(Provided entries Opens)

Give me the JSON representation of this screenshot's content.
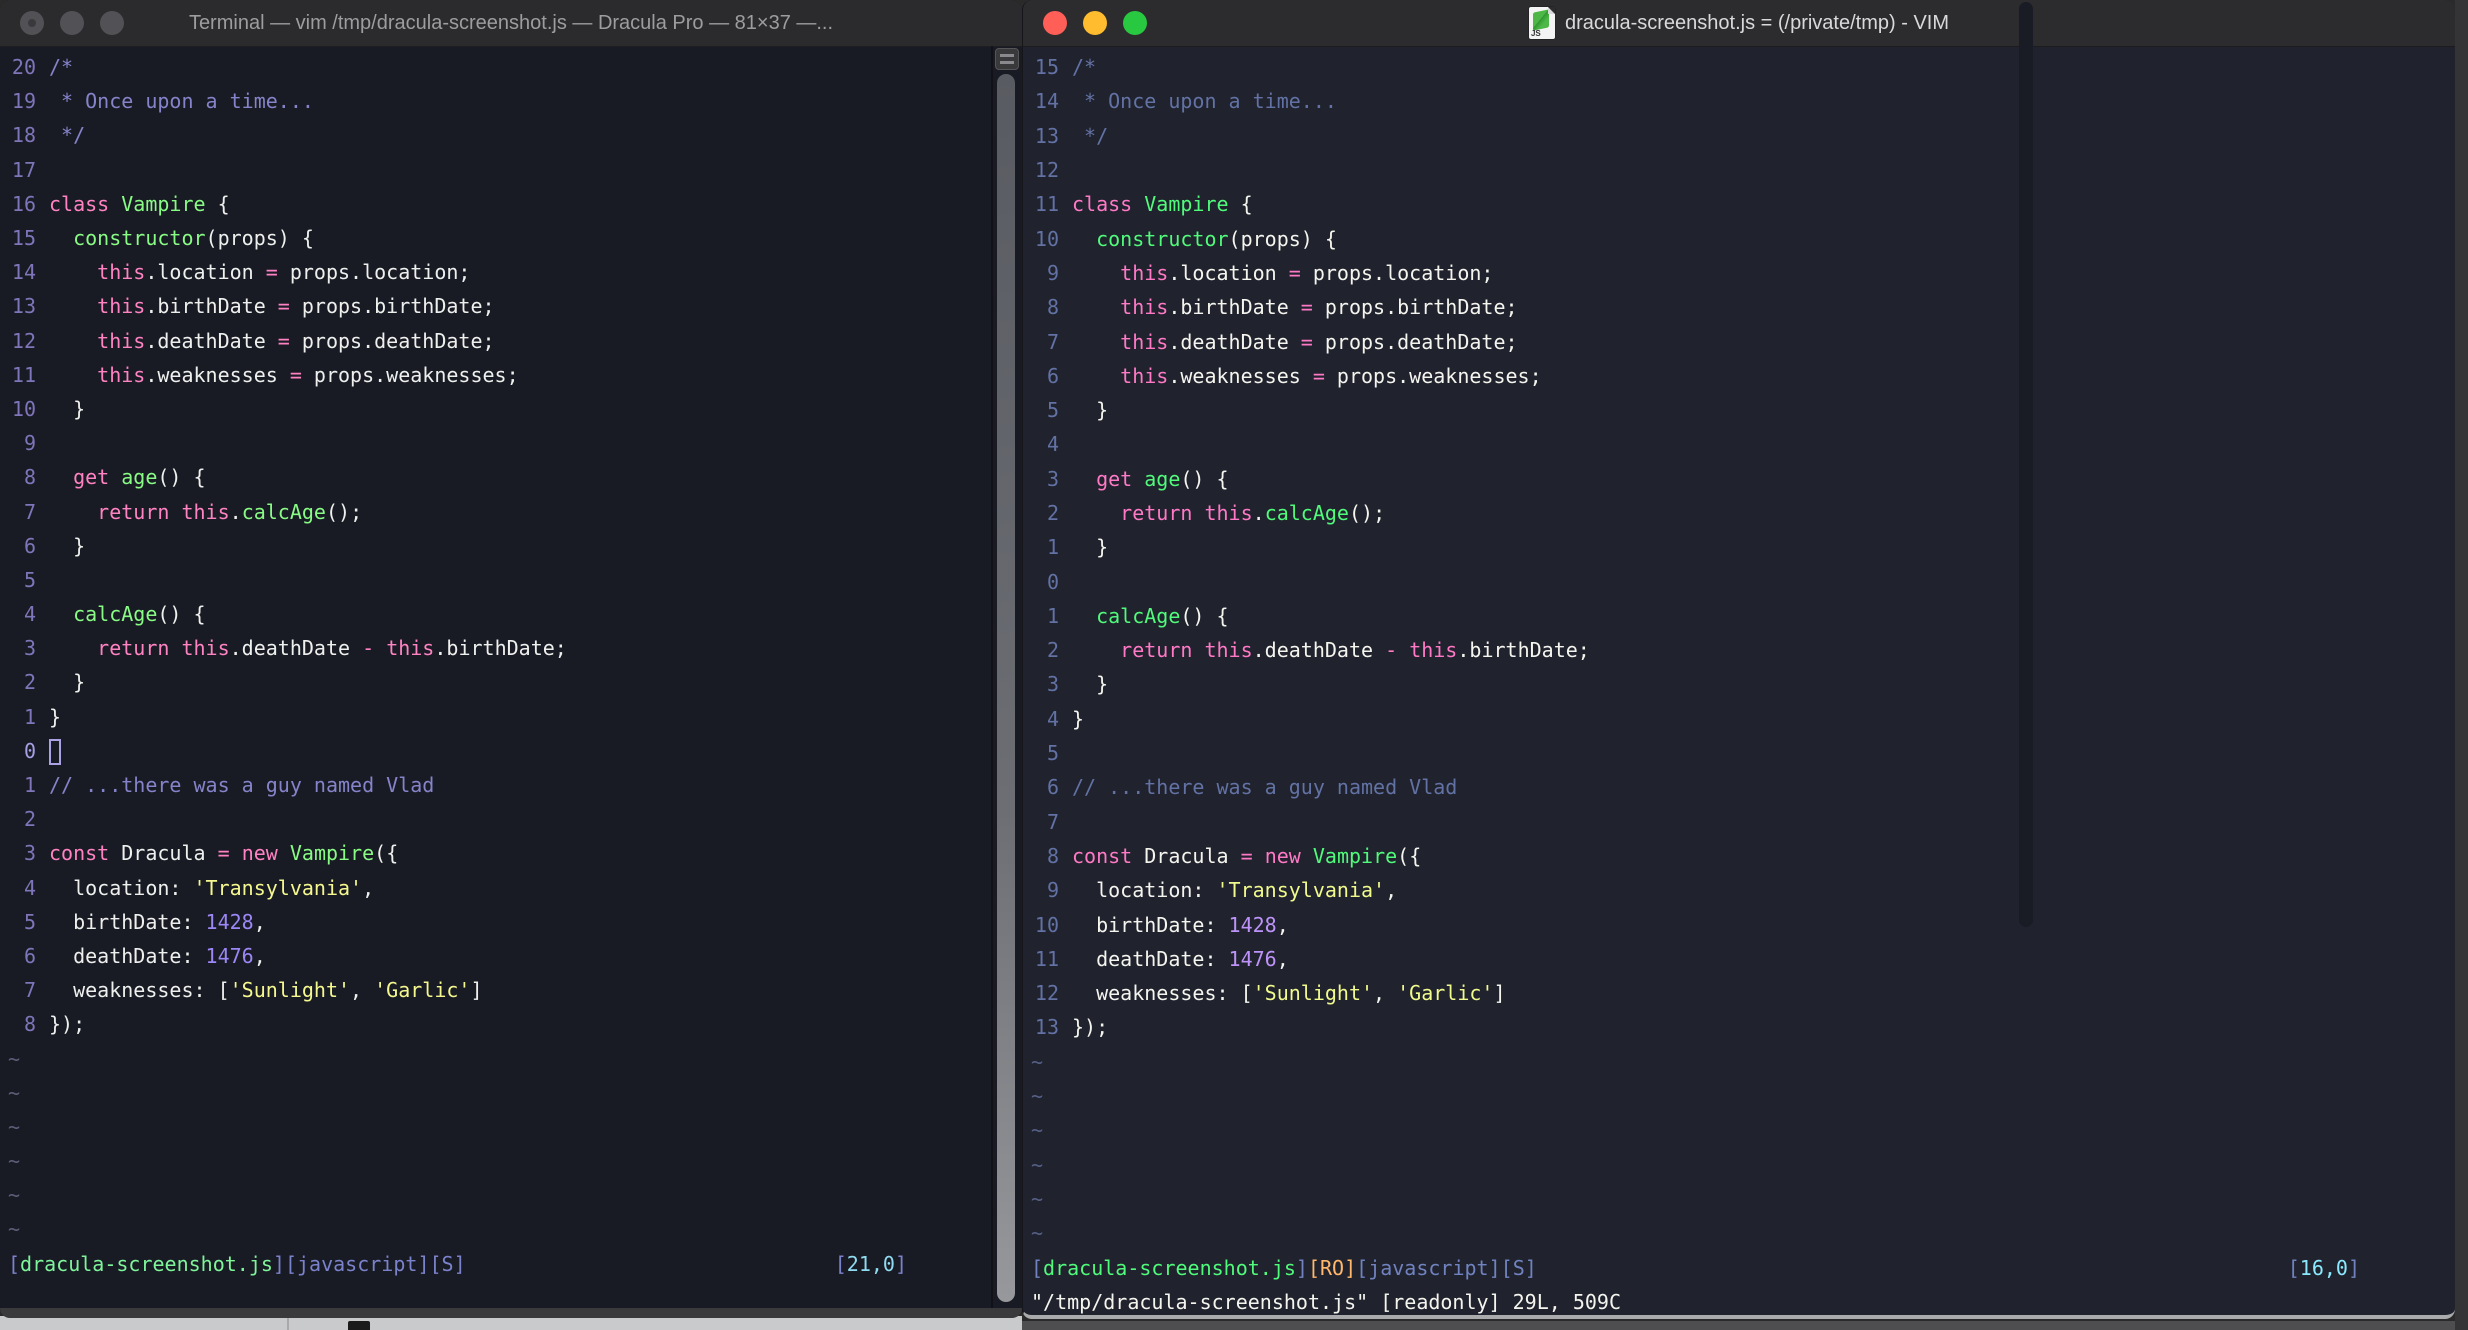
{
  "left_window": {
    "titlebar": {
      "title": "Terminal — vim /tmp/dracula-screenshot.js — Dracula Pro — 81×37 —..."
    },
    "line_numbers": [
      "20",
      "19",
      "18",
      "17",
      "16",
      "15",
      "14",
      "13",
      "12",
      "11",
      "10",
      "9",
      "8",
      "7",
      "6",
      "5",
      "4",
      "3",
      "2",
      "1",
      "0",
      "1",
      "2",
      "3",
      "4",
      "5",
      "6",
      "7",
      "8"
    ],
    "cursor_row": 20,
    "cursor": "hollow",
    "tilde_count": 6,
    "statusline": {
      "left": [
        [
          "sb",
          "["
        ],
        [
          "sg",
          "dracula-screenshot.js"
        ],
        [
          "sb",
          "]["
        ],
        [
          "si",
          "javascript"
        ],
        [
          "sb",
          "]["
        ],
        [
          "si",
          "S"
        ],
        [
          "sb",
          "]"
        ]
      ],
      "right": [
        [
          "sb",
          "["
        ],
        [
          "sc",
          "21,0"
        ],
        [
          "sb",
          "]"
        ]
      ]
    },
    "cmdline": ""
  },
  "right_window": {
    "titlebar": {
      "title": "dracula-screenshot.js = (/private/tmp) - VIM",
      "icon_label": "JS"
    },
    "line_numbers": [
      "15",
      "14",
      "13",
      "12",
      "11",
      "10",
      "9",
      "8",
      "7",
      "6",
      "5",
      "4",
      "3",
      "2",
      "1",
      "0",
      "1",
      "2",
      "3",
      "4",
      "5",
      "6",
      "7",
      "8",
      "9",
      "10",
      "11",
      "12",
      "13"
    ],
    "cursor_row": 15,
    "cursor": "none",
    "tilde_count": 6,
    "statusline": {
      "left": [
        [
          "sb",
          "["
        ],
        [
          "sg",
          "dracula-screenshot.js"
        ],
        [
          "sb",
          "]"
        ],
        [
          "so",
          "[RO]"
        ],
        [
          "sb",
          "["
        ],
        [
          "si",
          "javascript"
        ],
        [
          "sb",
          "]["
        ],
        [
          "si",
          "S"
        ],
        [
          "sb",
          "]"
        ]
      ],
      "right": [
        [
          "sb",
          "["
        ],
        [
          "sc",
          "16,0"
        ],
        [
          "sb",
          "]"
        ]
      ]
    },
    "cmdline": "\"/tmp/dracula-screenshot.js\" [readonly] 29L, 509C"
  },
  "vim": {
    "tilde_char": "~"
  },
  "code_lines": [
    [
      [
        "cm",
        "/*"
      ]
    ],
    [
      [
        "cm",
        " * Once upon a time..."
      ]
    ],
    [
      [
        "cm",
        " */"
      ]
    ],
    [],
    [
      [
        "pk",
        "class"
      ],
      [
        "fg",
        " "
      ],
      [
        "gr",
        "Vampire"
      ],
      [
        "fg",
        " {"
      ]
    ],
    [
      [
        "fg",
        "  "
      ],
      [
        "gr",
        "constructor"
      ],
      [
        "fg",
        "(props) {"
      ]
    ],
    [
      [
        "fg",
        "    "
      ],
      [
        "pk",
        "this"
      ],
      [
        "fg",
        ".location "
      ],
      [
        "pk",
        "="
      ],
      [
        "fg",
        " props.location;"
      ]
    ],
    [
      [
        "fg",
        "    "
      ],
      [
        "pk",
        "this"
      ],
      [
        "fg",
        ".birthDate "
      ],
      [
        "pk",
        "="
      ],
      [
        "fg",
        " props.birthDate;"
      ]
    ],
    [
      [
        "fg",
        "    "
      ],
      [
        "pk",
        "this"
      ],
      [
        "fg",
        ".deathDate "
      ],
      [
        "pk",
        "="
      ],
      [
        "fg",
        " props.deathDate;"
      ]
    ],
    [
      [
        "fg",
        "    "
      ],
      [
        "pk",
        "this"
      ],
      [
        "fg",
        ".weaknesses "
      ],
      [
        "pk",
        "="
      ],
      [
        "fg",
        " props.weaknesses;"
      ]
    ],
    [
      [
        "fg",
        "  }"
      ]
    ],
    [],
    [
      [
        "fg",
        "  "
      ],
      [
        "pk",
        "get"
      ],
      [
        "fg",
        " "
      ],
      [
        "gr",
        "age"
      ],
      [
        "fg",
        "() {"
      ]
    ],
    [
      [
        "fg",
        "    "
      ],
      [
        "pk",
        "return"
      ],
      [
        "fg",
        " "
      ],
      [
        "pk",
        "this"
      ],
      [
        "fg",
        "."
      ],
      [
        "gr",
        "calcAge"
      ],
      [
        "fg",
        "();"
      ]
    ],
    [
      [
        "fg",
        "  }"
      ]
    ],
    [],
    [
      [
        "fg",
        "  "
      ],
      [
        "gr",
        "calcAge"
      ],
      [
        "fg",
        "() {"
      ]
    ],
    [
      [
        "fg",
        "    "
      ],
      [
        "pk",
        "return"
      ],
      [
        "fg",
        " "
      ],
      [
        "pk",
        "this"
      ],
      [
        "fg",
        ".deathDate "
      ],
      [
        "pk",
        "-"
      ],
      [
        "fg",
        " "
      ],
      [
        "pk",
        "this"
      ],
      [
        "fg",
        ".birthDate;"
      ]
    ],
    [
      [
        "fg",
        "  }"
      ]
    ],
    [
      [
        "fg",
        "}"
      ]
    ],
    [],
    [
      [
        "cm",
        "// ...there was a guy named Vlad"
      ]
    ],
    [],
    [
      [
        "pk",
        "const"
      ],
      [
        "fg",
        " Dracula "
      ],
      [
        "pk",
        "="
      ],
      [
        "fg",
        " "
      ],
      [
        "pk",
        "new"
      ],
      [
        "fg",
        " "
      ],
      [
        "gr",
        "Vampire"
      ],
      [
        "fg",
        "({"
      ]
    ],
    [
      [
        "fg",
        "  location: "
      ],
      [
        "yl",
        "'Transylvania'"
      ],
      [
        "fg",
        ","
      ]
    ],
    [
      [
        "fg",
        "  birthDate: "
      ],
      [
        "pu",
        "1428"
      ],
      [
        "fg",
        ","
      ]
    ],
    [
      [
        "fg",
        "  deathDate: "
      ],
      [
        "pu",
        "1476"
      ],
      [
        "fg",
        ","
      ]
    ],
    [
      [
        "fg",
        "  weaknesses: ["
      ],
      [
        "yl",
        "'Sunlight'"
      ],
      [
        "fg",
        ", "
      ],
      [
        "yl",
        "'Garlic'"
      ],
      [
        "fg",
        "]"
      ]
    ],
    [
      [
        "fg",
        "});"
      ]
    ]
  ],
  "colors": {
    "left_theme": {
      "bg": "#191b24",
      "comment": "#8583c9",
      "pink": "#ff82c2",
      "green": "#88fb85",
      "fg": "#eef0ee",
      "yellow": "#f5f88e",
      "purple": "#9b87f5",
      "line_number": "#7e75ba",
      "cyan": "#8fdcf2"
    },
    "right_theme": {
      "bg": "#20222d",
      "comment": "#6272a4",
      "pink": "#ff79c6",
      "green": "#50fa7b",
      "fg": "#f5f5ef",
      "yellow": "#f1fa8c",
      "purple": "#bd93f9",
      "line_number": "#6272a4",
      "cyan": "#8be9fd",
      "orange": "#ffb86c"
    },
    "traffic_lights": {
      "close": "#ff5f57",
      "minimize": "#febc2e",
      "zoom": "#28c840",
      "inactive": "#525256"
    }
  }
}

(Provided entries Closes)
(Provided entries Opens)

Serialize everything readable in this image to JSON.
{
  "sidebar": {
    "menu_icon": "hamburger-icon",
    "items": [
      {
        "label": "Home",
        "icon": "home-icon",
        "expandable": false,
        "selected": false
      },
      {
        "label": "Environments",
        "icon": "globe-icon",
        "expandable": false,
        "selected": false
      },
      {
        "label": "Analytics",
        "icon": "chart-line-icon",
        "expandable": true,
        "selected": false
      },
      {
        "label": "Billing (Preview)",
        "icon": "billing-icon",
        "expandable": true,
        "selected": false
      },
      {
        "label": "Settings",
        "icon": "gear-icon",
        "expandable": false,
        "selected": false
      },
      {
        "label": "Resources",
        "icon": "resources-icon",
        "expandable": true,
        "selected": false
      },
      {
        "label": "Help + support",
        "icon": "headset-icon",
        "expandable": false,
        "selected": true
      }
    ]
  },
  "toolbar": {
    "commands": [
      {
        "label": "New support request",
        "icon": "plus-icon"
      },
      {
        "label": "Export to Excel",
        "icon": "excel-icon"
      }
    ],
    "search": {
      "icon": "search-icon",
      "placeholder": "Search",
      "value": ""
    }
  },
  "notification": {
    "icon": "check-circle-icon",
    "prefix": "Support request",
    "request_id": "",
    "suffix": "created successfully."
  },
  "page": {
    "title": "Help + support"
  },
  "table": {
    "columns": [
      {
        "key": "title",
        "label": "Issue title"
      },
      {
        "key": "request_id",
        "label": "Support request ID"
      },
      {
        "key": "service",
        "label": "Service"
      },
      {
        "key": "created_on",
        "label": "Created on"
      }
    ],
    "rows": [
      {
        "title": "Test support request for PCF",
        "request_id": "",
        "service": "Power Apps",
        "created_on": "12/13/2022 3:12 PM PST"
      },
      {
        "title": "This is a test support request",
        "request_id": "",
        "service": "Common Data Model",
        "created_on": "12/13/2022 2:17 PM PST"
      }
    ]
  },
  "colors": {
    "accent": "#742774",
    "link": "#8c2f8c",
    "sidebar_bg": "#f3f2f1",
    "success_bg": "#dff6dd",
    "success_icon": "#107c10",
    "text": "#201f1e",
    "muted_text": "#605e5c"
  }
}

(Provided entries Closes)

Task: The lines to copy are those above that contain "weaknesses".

Answer to the exercise:
        ".weaknesses "
        " props.weaknesses;"
        "  weaknesses: ["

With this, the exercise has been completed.